“We can now see a CME from the time it leaves the solar surface until it reaches Earth, and we can reconstruct the event in 3D directly from the images,” said Angelos Vourlidas, a solar physicist at the Naval Research Laboratory, Washington, and project scientist for the Sun Earth Connection Coronal and Heliospheric Investigation aboard STEREO. In the video above, see some of the 3-D imagery, and hear Vourlidas talk about about the new findings.
CMEs spew billions of tons of plasma into space at thousands of miles per hour and carry some of the sun’s magnetic field with it. These solar storm clouds create a shock wave and a large, moving disturbance in the solar system. The shock can accelerate some of the particles in space to high energies, a form of “solar cosmic rays” that can be hazardous to spacecraft and astronauts. The CME material, which arrives days later, can disrupt Earth’s magnetic field, or magnetosphere, and upper atmosphere.
STEREO consists of two nearly identical observatories that make simultaneous observations of CMEs from two different vantage points. One observatory ‘leads’ Earth in its orbit around the sun, while the other observatory ‘trails’ the planet. STEREO’s two vantage points provide a unique view of the anatomy of a solar storm as it evolves and travels toward Earth. Once the CME arrives at the orbit of Earth, sensors on the satellites take in situ measurements of the solar storm cloud, providing a “ground truth” between what was seen at a distance and what is real inside the CME.
The combination is providing solar physicists with the most complete understanding to date of the inner workings of these storms. It also represents a big step toward predicting when and how the impact will be felt at Earth. The separation angle between the satellites affords researchers to track a CME in three dimensions, something they have done several times in the past few years as they have learned to use this new space weather tool.

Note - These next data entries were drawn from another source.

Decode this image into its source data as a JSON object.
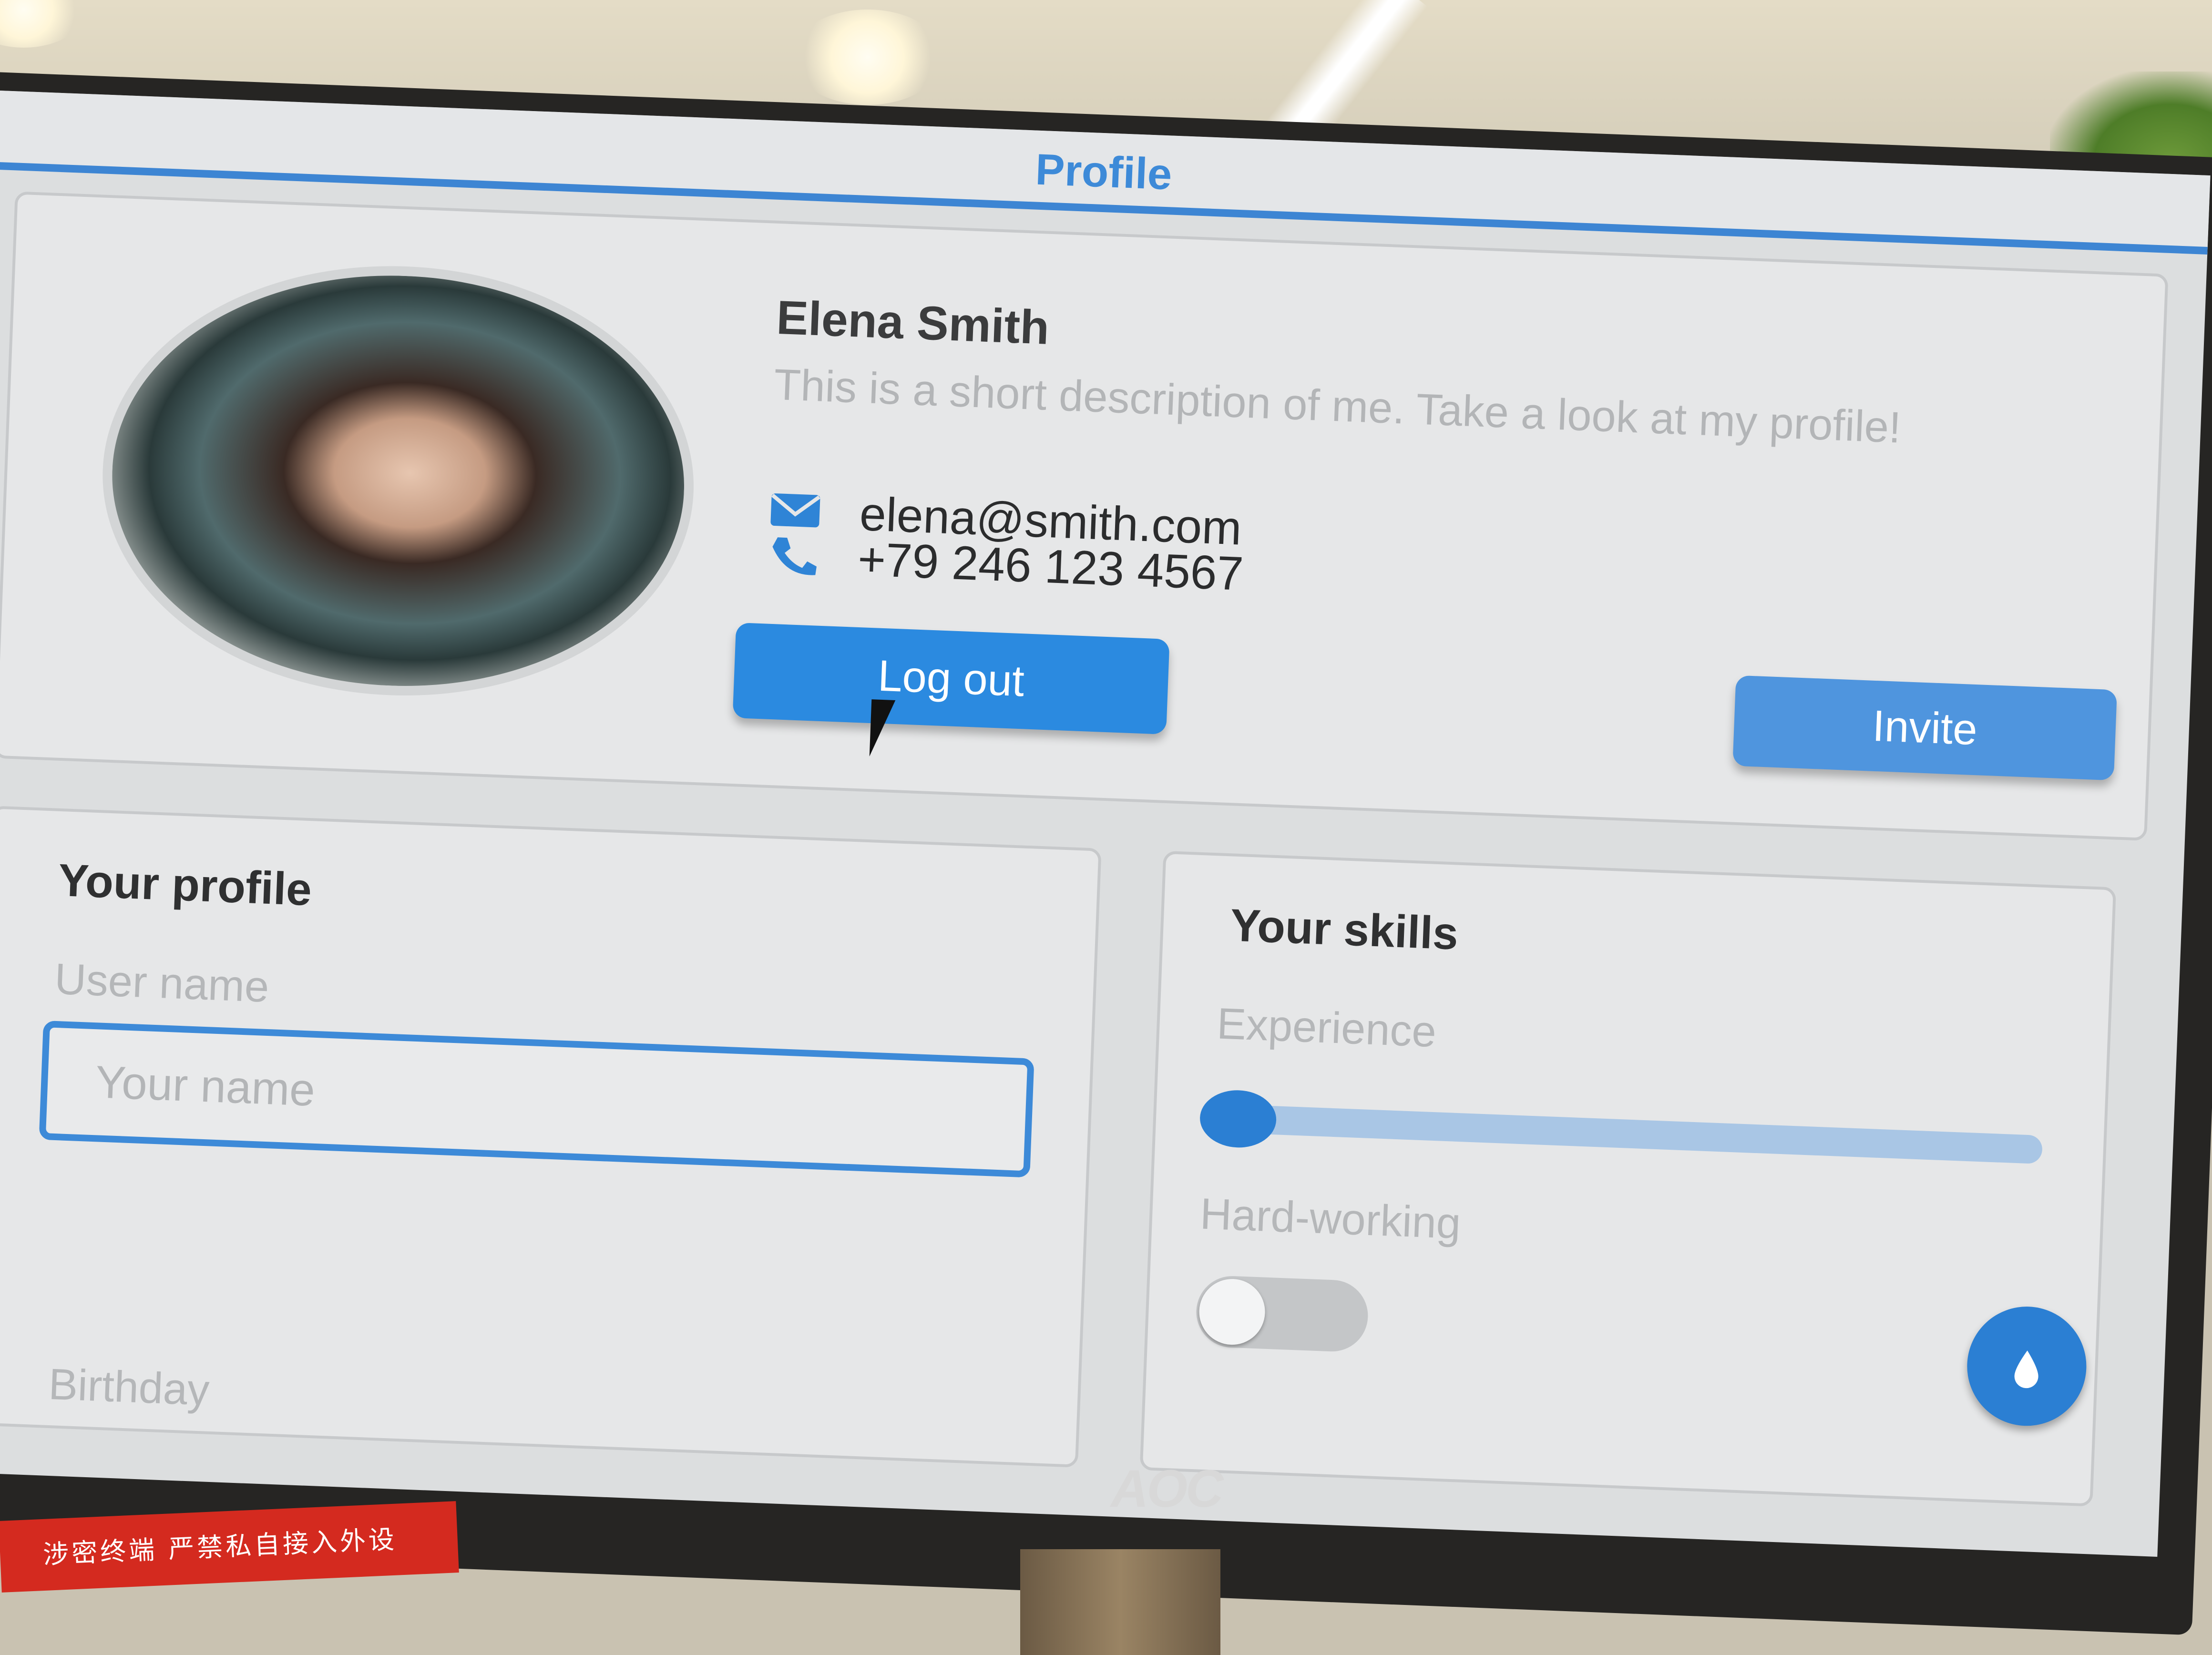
{
  "app": {
    "title": "Profile"
  },
  "user": {
    "name": "Elena Smith",
    "description": "This is a short description of me. Take a look at my profile!",
    "email": "elena@smith.com",
    "phone": "+79 246 123 4567"
  },
  "buttons": {
    "logout": "Log out",
    "invite": "Invite"
  },
  "icons": {
    "email": "envelope-icon",
    "phone": "phone-icon",
    "fab": "water-drop-icon"
  },
  "profile_panel": {
    "title": "Your profile",
    "username_label": "User name",
    "username_placeholder": "Your name",
    "username_value": "",
    "birthday_label": "Birthday"
  },
  "skills_panel": {
    "title": "Your skills",
    "experience_label": "Experience",
    "experience_value": 0.03,
    "hard_working_label": "Hard-working",
    "hard_working_on": false
  },
  "environment": {
    "monitor_brand": "AOC",
    "sticker_text": "涉密终端 严禁私自接入外设"
  },
  "colors": {
    "accent": "#3d8ad8",
    "button": "#2b8ae0",
    "sticker": "#d42a1f"
  }
}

“The in situ measurements from STEREO and other near-Earth spacecraft link the physical properties of the escaping CME to the remote images,” said Antoinette “Toni” Galvin, a solar physicist at the University of New Hampshire, and the principal investigator on STEREO’s Plasma and Suprathermal Ion Composition (PLASTIC) instrument. “This helps us to understand how the internal structure of the CME was formed and to better predict its impact on Earth.”
Until now, CMEs could be imaged near the sun but the next measurements had to wait until the CME cloud arrived at Earth three to seven days later. STEREO’s real-time images and measurements give scientists a slew of information—speed, direction, and velocity—of a CME days sooner than with previous methods. As a result, more time is available for power companies and satellite operators to prepare for potentially damaging solar storms.
Much like a hurricane’s destructive force depends on its direction, size, and speed, the seriousness of a CME’s effects depends on its size and speed, as well as whether it makes a direct or oblique hit across Earth’s orbit.
CMEs disturb the space dominated by Earth’s magnetic field. Disruptions to the magnetosphere can trigger the brightly colored, dancing lights known as auroras, or Northern and Southern Lights. While these displays are harmless, they indicate that Earth’s upper atmosphere and ionosphere are in turmoil.
Sun storms can interfere with communications between ground stations and satellites, airplane pilots, and astronauts. Radio noise from a storm can also disrupt cell phone service. Disturbances in the ionosphere caused by CMEs can distort the accuracy of Global Positioning System (GPS) navigation and, in extreme cases, induce stray electrical currents in long cables and power transformers on the ground.
The twin STEREO spacecraft were launched October 25, 2006, into Earth’s orbit around the sun.
Cited from : Universe Today